### PROBLEM REQUIREMENTS
Nothing but an exact repeat of the data, with pictures removed, belongs in the answer.
##### THE DATA #####
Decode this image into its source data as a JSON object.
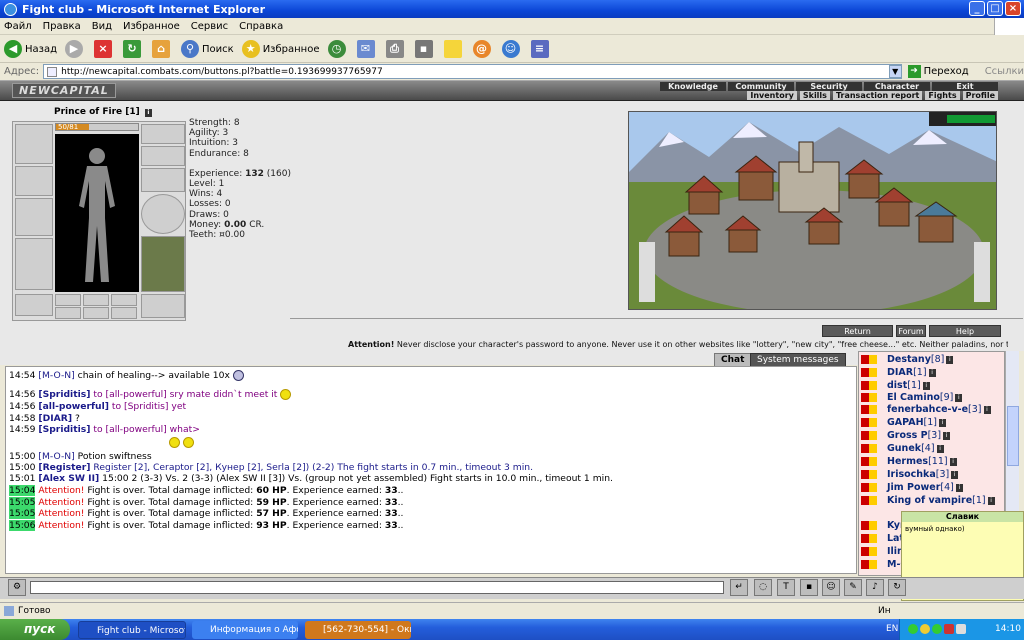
{
  "window": {
    "title": "Fight club - Microsoft Internet Explorer"
  },
  "menu": [
    "Файл",
    "Правка",
    "Вид",
    "Избранное",
    "Сервис",
    "Справка"
  ],
  "toolbar": {
    "back": "Назад",
    "search": "Поиск",
    "favorites": "Избранное"
  },
  "address": {
    "label": "Адрес:",
    "url": "http://newcapital.combats.com/buttons.pl?battle=0.193699937765977",
    "go": "Переход",
    "links": "Ссылки"
  },
  "game": {
    "brand": "NEWCAPITAL",
    "nav_top": [
      "Knowledge",
      "Community",
      "Security",
      "Character",
      "Exit"
    ],
    "nav_bottom": [
      "Inventory",
      "Skills",
      "Transaction report",
      "Fights",
      "Profile"
    ],
    "char_name": "Prince of Fire [1]",
    "hp": "50/81",
    "hp_fraction": 0.4,
    "stats": [
      {
        "label": "Strength:",
        "value": "8"
      },
      {
        "label": "Agility:",
        "value": "3"
      },
      {
        "label": "Intuition:",
        "value": "3"
      },
      {
        "label": "Endurance:",
        "value": "8"
      }
    ],
    "experience_label": "Experience:",
    "experience_value": "132",
    "experience_next": "(160)",
    "level": "Level: 1",
    "wins": "Wins: 4",
    "losses": "Losses: 0",
    "draws": "Draws: 0",
    "money_label": "Money:",
    "money_value": "0.00",
    "money_unit": "CR.",
    "teeth": "Teeth: ¤0.00",
    "buttons": {
      "return": "Return",
      "forum": "Forum",
      "help": "Help"
    },
    "attention_label": "Attention!",
    "attention_text": "Never disclose your character's password to anyone. Never use it on other websites like \"lottery\", \"new city\", \"free cheese...\" etc. Neither paladins, nor the"
  },
  "chat": {
    "tabs": [
      "Chat",
      "System messages"
    ],
    "messages": [
      {
        "time": "14:54",
        "nick": "[M-O-N]",
        "text": " chain of healing--> available 10x"
      },
      {
        "time": "14:56",
        "nick": "[Spriditis]",
        "to": " to [all-powerful]",
        "text": " sry mate didn`t meet it"
      },
      {
        "time": "14:56",
        "nick": "[all-powerful]",
        "to": " to [Spriditis]",
        "text": " yet"
      },
      {
        "time": "14:58",
        "nick": "[DIAR]",
        "text": " ?"
      },
      {
        "time": "14:59",
        "nick": "[Spriditis]",
        "to": " to [all-powerful]",
        "text": " what>"
      },
      {
        "time": "15:00",
        "nick": "[M-O-N]",
        "text": " Potion swiftness"
      },
      {
        "time": "15:00",
        "nick": "[Register]",
        "text": " Register [2], Ceraptor [2], Кунер [2], Serla [2]) (2-2) The fight starts in 0.7 min., timeout 3 min."
      },
      {
        "time": "15:01",
        "nick": "[Alex SW II]",
        "text": " 15:00 2 (3-3) Vs. 2 (3-3) (Alex SW II [3]) Vs. (group not yet assembled) Fight starts in 10.0 min., timeout 1 min."
      },
      {
        "time": "15:04",
        "alert": "Attention!",
        "text": " Fight is over. Total damage inflicted: ",
        "hp": "60 HP",
        "rest": ". Experience earned: ",
        "exp": "33",
        "end": ".."
      },
      {
        "time": "15:05",
        "alert": "Attention!",
        "text": " Fight is over. Total damage inflicted: ",
        "hp": "59 HP",
        "rest": ". Experience earned: ",
        "exp": "33",
        "end": ".."
      },
      {
        "time": "15:05",
        "alert": "Attention!",
        "text": " Fight is over. Total damage inflicted: ",
        "hp": "57 HP",
        "rest": ". Experience earned: ",
        "exp": "33",
        "end": ".."
      },
      {
        "time": "15:06",
        "alert": "Attention!",
        "text": " Fight is over. Total damage inflicted: ",
        "hp": "93 HP",
        "rest": ". Experience earned: ",
        "exp": "33",
        "end": ".."
      }
    ]
  },
  "users": [
    {
      "name": "Destany",
      "lvl": "[8]"
    },
    {
      "name": "DIAR",
      "lvl": "[1]"
    },
    {
      "name": "dist",
      "lvl": "[1]"
    },
    {
      "name": "El Camino",
      "lvl": "[9]"
    },
    {
      "name": "fenerbahce-v-e",
      "lvl": "[3]"
    },
    {
      "name": "GAPAH",
      "lvl": "[1]"
    },
    {
      "name": "Gross P",
      "lvl": "[3]"
    },
    {
      "name": "Gunek",
      "lvl": "[4]"
    },
    {
      "name": "Hermes",
      "lvl": "[11]"
    },
    {
      "name": "Irisochka",
      "lvl": "[3]"
    },
    {
      "name": "Jim Power",
      "lvl": "[4]"
    },
    {
      "name": "King of vampire",
      "lvl": "[1]"
    },
    {
      "name": "Kyn",
      "lvl": ""
    },
    {
      "name": "Lat",
      "lvl": ""
    },
    {
      "name": "Iliri",
      "lvl": ""
    },
    {
      "name": "M-O",
      "lvl": ""
    }
  ],
  "popup": {
    "title": "Славик",
    "body": "вумный однако)"
  },
  "status": {
    "text": "Готово",
    "zone": "Ин"
  },
  "taskbar": {
    "start": "пуск",
    "tasks": [
      "Fight club - Microsoft ...",
      "Информация о Афон...",
      "[562-730-554] - Окн..."
    ],
    "lang": "EN",
    "clock": "14:10"
  }
}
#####
### OUTPUT FOR THIS TASK
Decode this image into its source data as a JSON object.
{
  "window": {
    "title": "Fight club - Microsoft Internet Explorer"
  },
  "menu": [
    "Файл",
    "Правка",
    "Вид",
    "Избранное",
    "Сервис",
    "Справка"
  ],
  "toolbar": {
    "back": "Назад",
    "search": "Поиск",
    "favorites": "Избранное"
  },
  "address": {
    "label": "Адрес:",
    "url": "http://newcapital.combats.com/buttons.pl?battle=0.193699937765977",
    "go": "Переход",
    "links": "Ссылки"
  },
  "game": {
    "brand": "NEWCAPITAL",
    "nav_top": [
      "Knowledge",
      "Community",
      "Security",
      "Character",
      "Exit"
    ],
    "nav_bottom": [
      "Inventory",
      "Skills",
      "Transaction report",
      "Fights",
      "Profile"
    ],
    "char_name": "Prince of Fire [1]",
    "hp": "50/81",
    "hp_fraction": 0.4,
    "stats": [
      {
        "label": "Strength:",
        "value": "8"
      },
      {
        "label": "Agility:",
        "value": "3"
      },
      {
        "label": "Intuition:",
        "value": "3"
      },
      {
        "label": "Endurance:",
        "value": "8"
      }
    ],
    "experience_label": "Experience:",
    "experience_value": "132",
    "experience_next": "(160)",
    "level": "Level: 1",
    "wins": "Wins: 4",
    "losses": "Losses: 0",
    "draws": "Draws: 0",
    "money_label": "Money:",
    "money_value": "0.00",
    "money_unit": "CR.",
    "teeth": "Teeth: ¤0.00",
    "buttons": {
      "return": "Return",
      "forum": "Forum",
      "help": "Help"
    },
    "attention_label": "Attention!",
    "attention_text": "Never disclose your character's password to anyone. Never use it on other websites like \"lottery\", \"new city\", \"free cheese...\" etc. Neither paladins, nor the"
  },
  "chat": {
    "tabs": [
      "Chat",
      "System messages"
    ],
    "messages": [
      {
        "time": "14:54",
        "nick": "[M-O-N]",
        "text": " chain of healing--> available 10x"
      },
      {
        "time": "14:56",
        "nick": "[Spriditis]",
        "to": " to [all-powerful]",
        "text": " sry mate didn`t meet it"
      },
      {
        "time": "14:56",
        "nick": "[all-powerful]",
        "to": " to [Spriditis]",
        "text": " yet"
      },
      {
        "time": "14:58",
        "nick": "[DIAR]",
        "text": " ?"
      },
      {
        "time": "14:59",
        "nick": "[Spriditis]",
        "to": " to [all-powerful]",
        "text": " what>"
      },
      {
        "time": "15:00",
        "nick": "[M-O-N]",
        "text": " Potion swiftness"
      },
      {
        "time": "15:00",
        "nick": "[Register]",
        "text": " Register [2], Ceraptor [2], Кунер [2], Serla [2]) (2-2) The fight starts in 0.7 min., timeout 3 min."
      },
      {
        "time": "15:01",
        "nick": "[Alex SW II]",
        "text": " 15:00 2 (3-3) Vs. 2 (3-3) (Alex SW II [3]) Vs. (group not yet assembled) Fight starts in 10.0 min., timeout 1 min."
      },
      {
        "time": "15:04",
        "alert": "Attention!",
        "text": " Fight is over. Total damage inflicted: ",
        "hp": "60 HP",
        "rest": ". Experience earned: ",
        "exp": "33",
        "end": ".."
      },
      {
        "time": "15:05",
        "alert": "Attention!",
        "text": " Fight is over. Total damage inflicted: ",
        "hp": "59 HP",
        "rest": ". Experience earned: ",
        "exp": "33",
        "end": ".."
      },
      {
        "time": "15:05",
        "alert": "Attention!",
        "text": " Fight is over. Total damage inflicted: ",
        "hp": "57 HP",
        "rest": ". Experience earned: ",
        "exp": "33",
        "end": ".."
      },
      {
        "time": "15:06",
        "alert": "Attention!",
        "text": " Fight is over. Total damage inflicted: ",
        "hp": "93 HP",
        "rest": ". Experience earned: ",
        "exp": "33",
        "end": ".."
      }
    ]
  },
  "users": [
    {
      "name": "Destany",
      "lvl": "[8]"
    },
    {
      "name": "DIAR",
      "lvl": "[1]"
    },
    {
      "name": "dist",
      "lvl": "[1]"
    },
    {
      "name": "El Camino",
      "lvl": "[9]"
    },
    {
      "name": "fenerbahce-v-e",
      "lvl": "[3]"
    },
    {
      "name": "GAPAH",
      "lvl": "[1]"
    },
    {
      "name": "Gross P",
      "lvl": "[3]"
    },
    {
      "name": "Gunek",
      "lvl": "[4]"
    },
    {
      "name": "Hermes",
      "lvl": "[11]"
    },
    {
      "name": "Irisochka",
      "lvl": "[3]"
    },
    {
      "name": "Jim Power",
      "lvl": "[4]"
    },
    {
      "name": "King of vampire",
      "lvl": "[1]"
    },
    {
      "name": "Kyn",
      "lvl": ""
    },
    {
      "name": "Lat",
      "lvl": ""
    },
    {
      "name": "Iliri",
      "lvl": ""
    },
    {
      "name": "M-O",
      "lvl": ""
    }
  ],
  "popup": {
    "title": "Славик",
    "body": "вумный однако)"
  },
  "status": {
    "text": "Готово",
    "zone": "Ин"
  },
  "taskbar": {
    "start": "пуск",
    "tasks": [
      "Fight club - Microsoft ...",
      "Информация о Афон...",
      "[562-730-554] - Окн..."
    ],
    "lang": "EN",
    "clock": "14:10"
  }
}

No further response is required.